The most iconic sports images of our times are of Colin Kaepernick kneeling during the national anthem over the course of the 2016 season to protest police violence. Often these photos are framed to show only Kaepernick, as if he is shouldering this burden alone, but when the photographer deigns to pull back, there is one player consistently kneeling beside him. That player is free safety Eric Reid. NFL fans know Eric Reid as a top-caliber safety, a first-round draft pick who made the Pro Bowl in 2013. People following the intersection of sports and politics further learned about Reid this off-season, as he, like Kaepernick during the previous summer, found himself suspiciously unsigned and ignored—something that could only be read as a kind of punishment for Reid’s insistence on kneeling during the 2017 season and his vocal support of Kaepernick’s message. Reid then joined his “brother” Kaepernick in a collusion lawsuit against the league.

This past week, at long last, Reid was signed by the Carolina Panthers. It took a change of ownership from the execrable Jerry Richardson—forced out of the league for racist comments and sexual harassment—to David Tepper, but Reid is now employed, and this is worth celebrating. Also worth celebrating is Reid’s opening press conference with the team where he showed that he will neither stop either speaking out for social justice nor telling uncomfortable truths. Wearing an #I’mWithKap T-shirt, Reid was asked why he has chosen to be an outspoken political athlete. He responded not with clichés or a quick sound bite but by using the podium to break down 400 years of systemic racial oppression. He said,

Next year will be 2019. It will mark 400 years since the first slaves touched the soil of this country. That’s 400 years of systemic oppression. That’s slavery, Jim Crow, new Jim Crow, mass incarceration, you name it. The Great Depression—they come out with the New Deal, and black people didn’t have access to those government stimulus packages. The New Deal set up what is known as the modern-day middle class. We didn’t have access to those programs, the GI Bill, social security, home loans, none of that. So this has been happening since my people have gotten here. And so, I just felt the need to say something about it.

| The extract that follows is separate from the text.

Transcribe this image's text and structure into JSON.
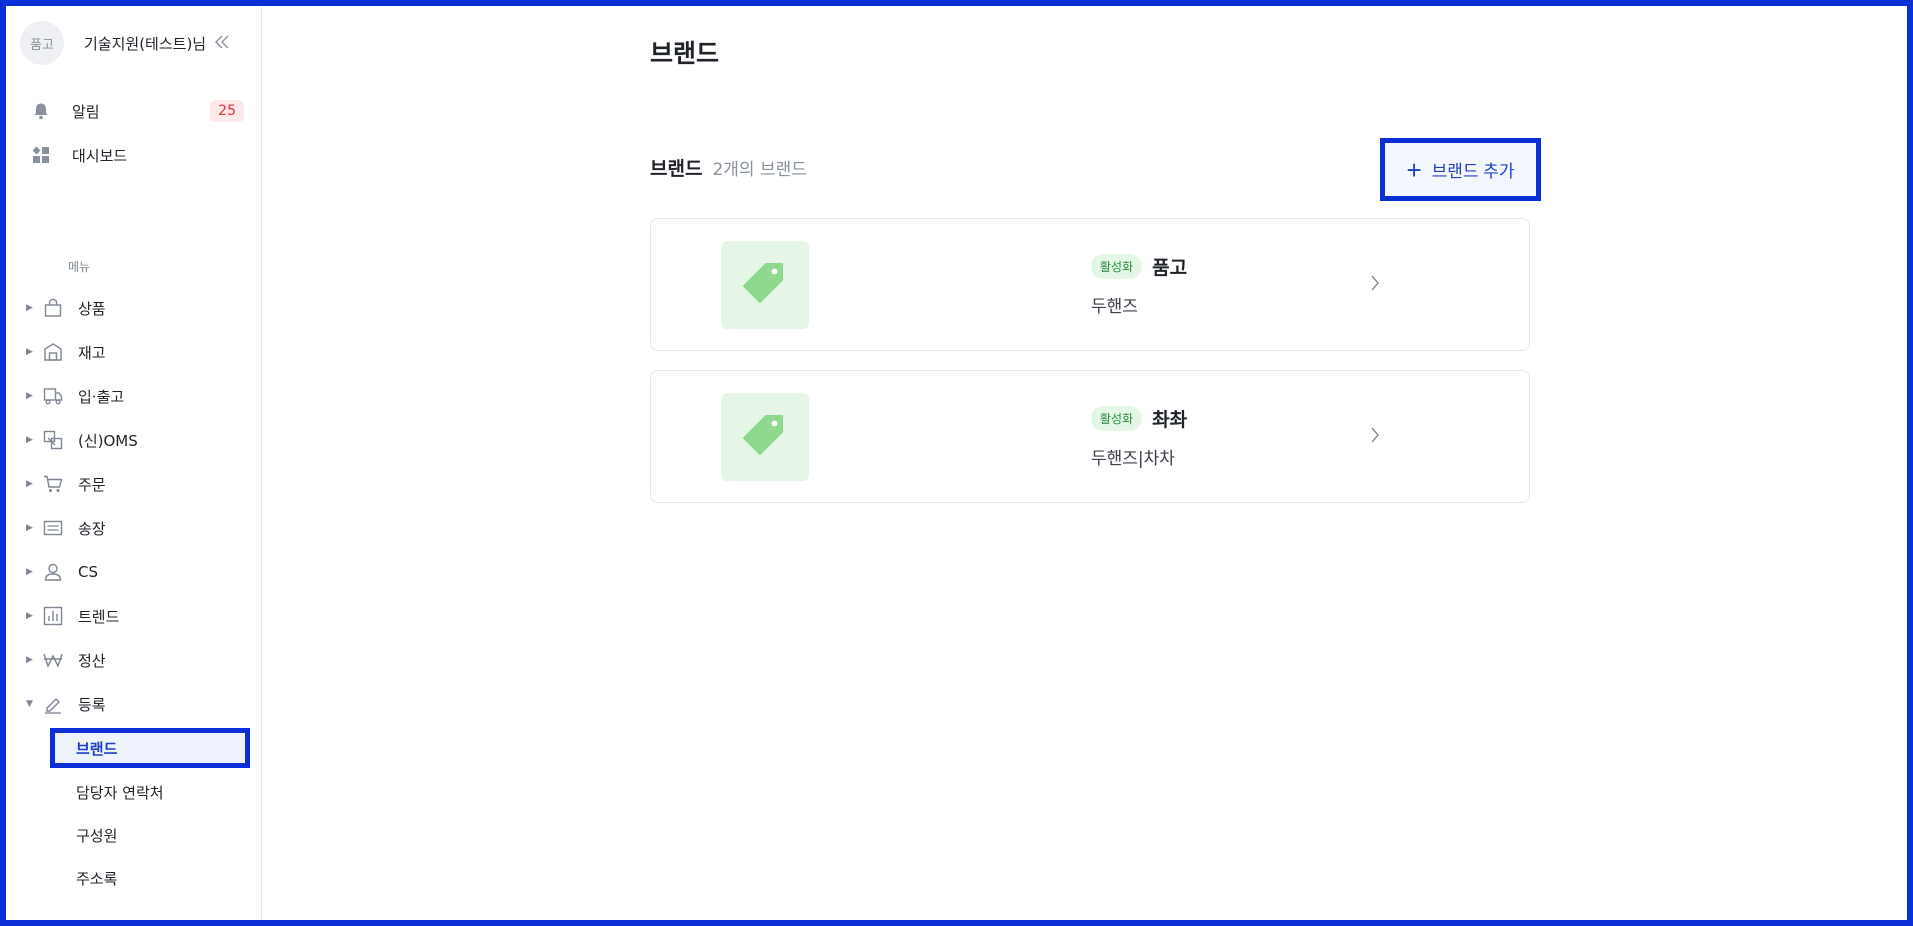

Reid also made clear that the issue that animated the original protests—police violence and the gap between what this nation promises and what it delivers—would continue to be front and center for both Kaepernick and himself. “So we’re [he and Kaepernick] going to continue to talk about it and continue to hold America to the standard that it says on paper, that we’re all created equal. Because it’s not that way right now. We’re going to keep pushing towards that,” said Reid. “I’m a black man in America. I grew up black in America, you cannot tell me that what I’ve experienced isn’t true.” He then, in reference to Botham Jean, who was killed by a Dallas police officer in his apartment, said, “You can’t live in your own house in America without getting killed,”

Reid was also asked about the Players Coalition, a group of NFL Players led by Philadelphia Eagle Malcolm Jenkins that has access to $89 million to pursue community programs. This deal was widely seen, although Jenkins denies it, as a quid pro quo to stop protesting. Reid, who left the Players Coalition last season, called it out as “an NFL-funded subversion group.” Oh, and Eric Reid also said that even though he had signed with Carolina, he would be continuing his collusion lawsuit against the National Football League.

I remember meeting Eric Reid at one of Colin Kaepernick‘s Know Your Rights camps. He was shy, soft-spoken, and fiercely intelligent. To see him open up express that intelligence on this stage is to see in one person the personification of an entire generation of athletic protest. It was stunning and a vindication of the ways that struggle can change people in fundamental and organic ways. As Reid said, “I will keep speaking for my people.” The name Eric Reid is not spoken in the same tones with which we mention Colin Kaepernick, but perhaps it should be.